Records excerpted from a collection

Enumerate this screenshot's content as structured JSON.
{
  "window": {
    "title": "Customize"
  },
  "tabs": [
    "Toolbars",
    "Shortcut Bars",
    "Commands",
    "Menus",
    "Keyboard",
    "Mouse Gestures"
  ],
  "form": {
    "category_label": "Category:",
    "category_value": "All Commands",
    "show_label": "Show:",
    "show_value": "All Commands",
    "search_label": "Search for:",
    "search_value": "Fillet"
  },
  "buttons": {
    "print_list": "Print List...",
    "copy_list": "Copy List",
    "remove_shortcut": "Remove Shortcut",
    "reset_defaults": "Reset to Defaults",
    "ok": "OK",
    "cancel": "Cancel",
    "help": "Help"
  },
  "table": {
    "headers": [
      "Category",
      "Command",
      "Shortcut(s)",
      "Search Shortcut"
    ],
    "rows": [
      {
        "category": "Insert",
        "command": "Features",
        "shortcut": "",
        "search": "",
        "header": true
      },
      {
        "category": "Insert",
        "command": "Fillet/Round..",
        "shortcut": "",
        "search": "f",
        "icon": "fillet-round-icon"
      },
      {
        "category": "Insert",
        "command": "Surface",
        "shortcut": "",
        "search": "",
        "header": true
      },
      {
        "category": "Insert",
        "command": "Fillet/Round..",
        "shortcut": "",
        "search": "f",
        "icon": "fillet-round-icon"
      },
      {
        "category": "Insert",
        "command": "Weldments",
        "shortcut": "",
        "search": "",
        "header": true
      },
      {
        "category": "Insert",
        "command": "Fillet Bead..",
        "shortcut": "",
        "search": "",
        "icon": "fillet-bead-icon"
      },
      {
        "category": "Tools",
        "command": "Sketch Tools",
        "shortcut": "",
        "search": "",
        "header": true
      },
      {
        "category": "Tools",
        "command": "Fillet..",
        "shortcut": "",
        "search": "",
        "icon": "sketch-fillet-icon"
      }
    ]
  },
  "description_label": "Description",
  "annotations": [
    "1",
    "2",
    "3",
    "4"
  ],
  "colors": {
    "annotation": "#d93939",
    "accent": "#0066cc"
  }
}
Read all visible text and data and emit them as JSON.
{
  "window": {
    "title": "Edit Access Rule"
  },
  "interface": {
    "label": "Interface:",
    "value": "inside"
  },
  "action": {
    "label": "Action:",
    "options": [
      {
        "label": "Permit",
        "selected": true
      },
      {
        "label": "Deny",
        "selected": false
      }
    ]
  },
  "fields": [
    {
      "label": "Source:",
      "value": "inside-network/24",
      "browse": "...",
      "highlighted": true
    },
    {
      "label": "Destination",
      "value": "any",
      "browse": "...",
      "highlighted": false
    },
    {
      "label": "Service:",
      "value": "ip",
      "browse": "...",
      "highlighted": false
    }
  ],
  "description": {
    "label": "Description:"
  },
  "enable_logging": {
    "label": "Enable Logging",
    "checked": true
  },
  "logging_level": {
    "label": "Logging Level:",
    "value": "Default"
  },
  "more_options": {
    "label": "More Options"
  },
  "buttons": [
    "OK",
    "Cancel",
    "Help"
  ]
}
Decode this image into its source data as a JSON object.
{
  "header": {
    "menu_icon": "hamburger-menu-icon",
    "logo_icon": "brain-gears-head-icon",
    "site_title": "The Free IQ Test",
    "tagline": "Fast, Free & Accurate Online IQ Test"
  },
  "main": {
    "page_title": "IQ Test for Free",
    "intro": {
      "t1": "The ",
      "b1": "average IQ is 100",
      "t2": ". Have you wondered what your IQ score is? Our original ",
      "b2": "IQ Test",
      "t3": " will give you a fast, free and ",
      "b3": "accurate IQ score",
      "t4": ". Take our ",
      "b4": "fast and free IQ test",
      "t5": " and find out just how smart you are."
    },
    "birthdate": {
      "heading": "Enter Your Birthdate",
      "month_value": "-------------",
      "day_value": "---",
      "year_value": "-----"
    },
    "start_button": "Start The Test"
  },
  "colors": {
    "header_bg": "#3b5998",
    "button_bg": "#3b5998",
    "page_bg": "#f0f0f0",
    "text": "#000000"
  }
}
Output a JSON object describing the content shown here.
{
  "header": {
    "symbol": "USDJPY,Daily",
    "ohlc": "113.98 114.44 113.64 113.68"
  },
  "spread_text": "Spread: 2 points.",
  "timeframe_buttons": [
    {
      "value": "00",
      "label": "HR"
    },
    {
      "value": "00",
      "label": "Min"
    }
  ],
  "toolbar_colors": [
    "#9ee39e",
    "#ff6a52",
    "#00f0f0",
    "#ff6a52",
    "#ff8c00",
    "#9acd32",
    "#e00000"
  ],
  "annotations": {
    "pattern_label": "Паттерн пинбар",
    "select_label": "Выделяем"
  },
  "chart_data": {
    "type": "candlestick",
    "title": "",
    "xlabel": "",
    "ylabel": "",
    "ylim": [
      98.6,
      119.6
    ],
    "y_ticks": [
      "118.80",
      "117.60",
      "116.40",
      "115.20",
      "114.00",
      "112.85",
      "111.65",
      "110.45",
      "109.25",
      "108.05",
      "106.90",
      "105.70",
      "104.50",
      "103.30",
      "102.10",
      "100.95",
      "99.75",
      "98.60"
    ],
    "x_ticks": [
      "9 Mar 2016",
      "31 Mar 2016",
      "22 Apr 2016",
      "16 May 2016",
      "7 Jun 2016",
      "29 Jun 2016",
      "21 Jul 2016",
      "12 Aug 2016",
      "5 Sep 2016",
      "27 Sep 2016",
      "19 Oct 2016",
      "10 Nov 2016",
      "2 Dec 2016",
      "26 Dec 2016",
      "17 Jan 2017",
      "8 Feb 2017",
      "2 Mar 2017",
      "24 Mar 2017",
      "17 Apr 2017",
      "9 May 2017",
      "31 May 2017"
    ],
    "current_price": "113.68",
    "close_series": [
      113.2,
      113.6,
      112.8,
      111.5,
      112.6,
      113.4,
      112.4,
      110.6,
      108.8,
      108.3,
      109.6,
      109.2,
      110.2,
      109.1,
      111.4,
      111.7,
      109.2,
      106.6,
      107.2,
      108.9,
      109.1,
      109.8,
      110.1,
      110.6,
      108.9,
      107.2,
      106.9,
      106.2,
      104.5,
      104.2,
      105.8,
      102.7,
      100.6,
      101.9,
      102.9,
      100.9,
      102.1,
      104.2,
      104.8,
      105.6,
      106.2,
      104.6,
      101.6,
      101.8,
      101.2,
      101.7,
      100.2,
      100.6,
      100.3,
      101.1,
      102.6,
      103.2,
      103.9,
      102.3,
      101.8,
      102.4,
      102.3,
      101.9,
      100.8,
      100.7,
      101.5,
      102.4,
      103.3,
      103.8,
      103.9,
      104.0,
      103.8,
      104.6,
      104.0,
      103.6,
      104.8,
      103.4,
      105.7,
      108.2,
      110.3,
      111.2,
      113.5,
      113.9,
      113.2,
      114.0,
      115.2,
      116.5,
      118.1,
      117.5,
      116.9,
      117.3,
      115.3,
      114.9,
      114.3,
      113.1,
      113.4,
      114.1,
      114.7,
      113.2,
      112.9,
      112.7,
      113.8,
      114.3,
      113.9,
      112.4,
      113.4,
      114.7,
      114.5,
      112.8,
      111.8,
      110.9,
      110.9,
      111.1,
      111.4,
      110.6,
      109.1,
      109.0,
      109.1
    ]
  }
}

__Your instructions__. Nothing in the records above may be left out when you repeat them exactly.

__Exercise output__.
Enumerate this screenshot's content as structured JSON.
{
  "window": {
    "title": "Customize"
  },
  "tabs": [
    "Toolbars",
    "Shortcut Bars",
    "Commands",
    "Menus",
    "Keyboard",
    "Mouse Gestures"
  ],
  "form": {
    "category_label": "Category:",
    "category_value": "All Commands",
    "show_label": "Show:",
    "show_value": "All Commands",
    "search_label": "Search for:",
    "search_value": "Fillet"
  },
  "buttons": {
    "print_list": "Print List...",
    "copy_list": "Copy List",
    "remove_shortcut": "Remove Shortcut",
    "reset_defaults": "Reset to Defaults",
    "ok": "OK",
    "cancel": "Cancel",
    "help": "Help"
  },
  "table": {
    "headers": [
      "Category",
      "Command",
      "Shortcut(s)",
      "Search Shortcut"
    ],
    "rows": [
      {
        "category": "Insert",
        "command": "Features",
        "shortcut": "",
        "search": "",
        "header": true
      },
      {
        "category": "Insert",
        "command": "Fillet/Round..",
        "shortcut": "",
        "search": "f",
        "icon": "fillet-round-icon"
      },
      {
        "category": "Insert",
        "command": "Surface",
        "shortcut": "",
        "search": "",
        "header": true
      },
      {
        "category": "Insert",
        "command": "Fillet/Round..",
        "shortcut": "",
        "search": "f",
        "icon": "fillet-round-icon"
      },
      {
        "category": "Insert",
        "command": "Weldments",
        "shortcut": "",
        "search": "",
        "header": true
      },
      {
        "category": "Insert",
        "command": "Fillet Bead..",
        "shortcut": "",
        "search": "",
        "icon": "fillet-bead-icon"
      },
      {
        "category": "Tools",
        "command": "Sketch Tools",
        "shortcut": "",
        "search": "",
        "header": true
      },
      {
        "category": "Tools",
        "command": "Fillet..",
        "shortcut": "",
        "search": "",
        "icon": "sketch-fillet-icon"
      }
    ]
  },
  "description_label": "Description",
  "annotations": [
    "1",
    "2",
    "3",
    "4"
  ],
  "colors": {
    "annotation": "#d93939",
    "accent": "#0066cc"
  }
}
Read all visible text and data and emit them as JSON.
{
  "window": {
    "title": "Edit Access Rule"
  },
  "interface": {
    "label": "Interface:",
    "value": "inside"
  },
  "action": {
    "label": "Action:",
    "options": [
      {
        "label": "Permit",
        "selected": true
      },
      {
        "label": "Deny",
        "selected": false
      }
    ]
  },
  "fields": [
    {
      "label": "Source:",
      "value": "inside-network/24",
      "browse": "...",
      "highlighted": true
    },
    {
      "label": "Destination",
      "value": "any",
      "browse": "...",
      "highlighted": false
    },
    {
      "label": "Service:",
      "value": "ip",
      "browse": "...",
      "highlighted": false
    }
  ],
  "description": {
    "label": "Description:"
  },
  "enable_logging": {
    "label": "Enable Logging",
    "checked": true
  },
  "logging_level": {
    "label": "Logging Level:",
    "value": "Default"
  },
  "more_options": {
    "label": "More Options"
  },
  "buttons": [
    "OK",
    "Cancel",
    "Help"
  ]
}
Decode this image into its source data as a JSON object.
{
  "header": {
    "menu_icon": "hamburger-menu-icon",
    "logo_icon": "brain-gears-head-icon",
    "site_title": "The Free IQ Test",
    "tagline": "Fast, Free & Accurate Online IQ Test"
  },
  "main": {
    "page_title": "IQ Test for Free",
    "intro": {
      "t1": "The ",
      "b1": "average IQ is 100",
      "t2": ". Have you wondered what your IQ score is? Our original ",
      "b2": "IQ Test",
      "t3": " will give you a fast, free and ",
      "b3": "accurate IQ score",
      "t4": ". Take our ",
      "b4": "fast and free IQ test",
      "t5": " and find out just how smart you are."
    },
    "birthdate": {
      "heading": "Enter Your Birthdate",
      "month_value": "-------------",
      "day_value": "---",
      "year_value": "-----"
    },
    "start_button": "Start The Test"
  },
  "colors": {
    "header_bg": "#3b5998",
    "button_bg": "#3b5998",
    "page_bg": "#f0f0f0",
    "text": "#000000"
  }
}
Output a JSON object describing the content shown here.
{
  "header": {
    "symbol": "USDJPY,Daily",
    "ohlc": "113.98 114.44 113.64 113.68"
  },
  "spread_text": "Spread: 2 points.",
  "timeframe_buttons": [
    {
      "value": "00",
      "label": "HR"
    },
    {
      "value": "00",
      "label": "Min"
    }
  ],
  "toolbar_colors": [
    "#9ee39e",
    "#ff6a52",
    "#00f0f0",
    "#ff6a52",
    "#ff8c00",
    "#9acd32",
    "#e00000"
  ],
  "annotations": {
    "pattern_label": "Паттерн пинбар",
    "select_label": "Выделяем"
  },
  "chart_data": {
    "type": "candlestick",
    "title": "",
    "xlabel": "",
    "ylabel": "",
    "ylim": [
      98.6,
      119.6
    ],
    "y_ticks": [
      "118.80",
      "117.60",
      "116.40",
      "115.20",
      "114.00",
      "112.85",
      "111.65",
      "110.45",
      "109.25",
      "108.05",
      "106.90",
      "105.70",
      "104.50",
      "103.30",
      "102.10",
      "100.95",
      "99.75",
      "98.60"
    ],
    "x_ticks": [
      "9 Mar 2016",
      "31 Mar 2016",
      "22 Apr 2016",
      "16 May 2016",
      "7 Jun 2016",
      "29 Jun 2016",
      "21 Jul 2016",
      "12 Aug 2016",
      "5 Sep 2016",
      "27 Sep 2016",
      "19 Oct 2016",
      "10 Nov 2016",
      "2 Dec 2016",
      "26 Dec 2016",
      "17 Jan 2017",
      "8 Feb 2017",
      "2 Mar 2017",
      "24 Mar 2017",
      "17 Apr 2017",
      "9 May 2017",
      "31 May 2017"
    ],
    "current_price": "113.68",
    "close_series": [
      113.2,
      113.6,
      112.8,
      111.5,
      112.6,
      113.4,
      112.4,
      110.6,
      108.8,
      108.3,
      109.6,
      109.2,
      110.2,
      109.1,
      111.4,
      111.7,
      109.2,
      106.6,
      107.2,
      108.9,
      109.1,
      109.8,
      110.1,
      110.6,
      108.9,
      107.2,
      106.9,
      106.2,
      104.5,
      104.2,
      105.8,
      102.7,
      100.6,
      101.9,
      102.9,
      100.9,
      102.1,
      104.2,
      104.8,
      105.6,
      106.2,
      104.6,
      101.6,
      101.8,
      101.2,
      101.7,
      100.2,
      100.6,
      100.3,
      101.1,
      102.6,
      103.2,
      103.9,
      102.3,
      101.8,
      102.4,
      102.3,
      101.9,
      100.8,
      100.7,
      101.5,
      102.4,
      103.3,
      103.8,
      103.9,
      104.0,
      103.8,
      104.6,
      104.0,
      103.6,
      104.8,
      103.4,
      105.7,
      108.2,
      110.3,
      111.2,
      113.5,
      113.9,
      113.2,
      114.0,
      115.2,
      116.5,
      118.1,
      117.5,
      116.9,
      117.3,
      115.3,
      114.9,
      114.3,
      113.1,
      113.4,
      114.1,
      114.7,
      113.2,
      112.9,
      112.7,
      113.8,
      114.3,
      113.9,
      112.4,
      113.4,
      114.7,
      114.5,
      112.8,
      111.8,
      110.9,
      110.9,
      111.1,
      111.4,
      110.6,
      109.1,
      109.0,
      109.1
    ]
  }
}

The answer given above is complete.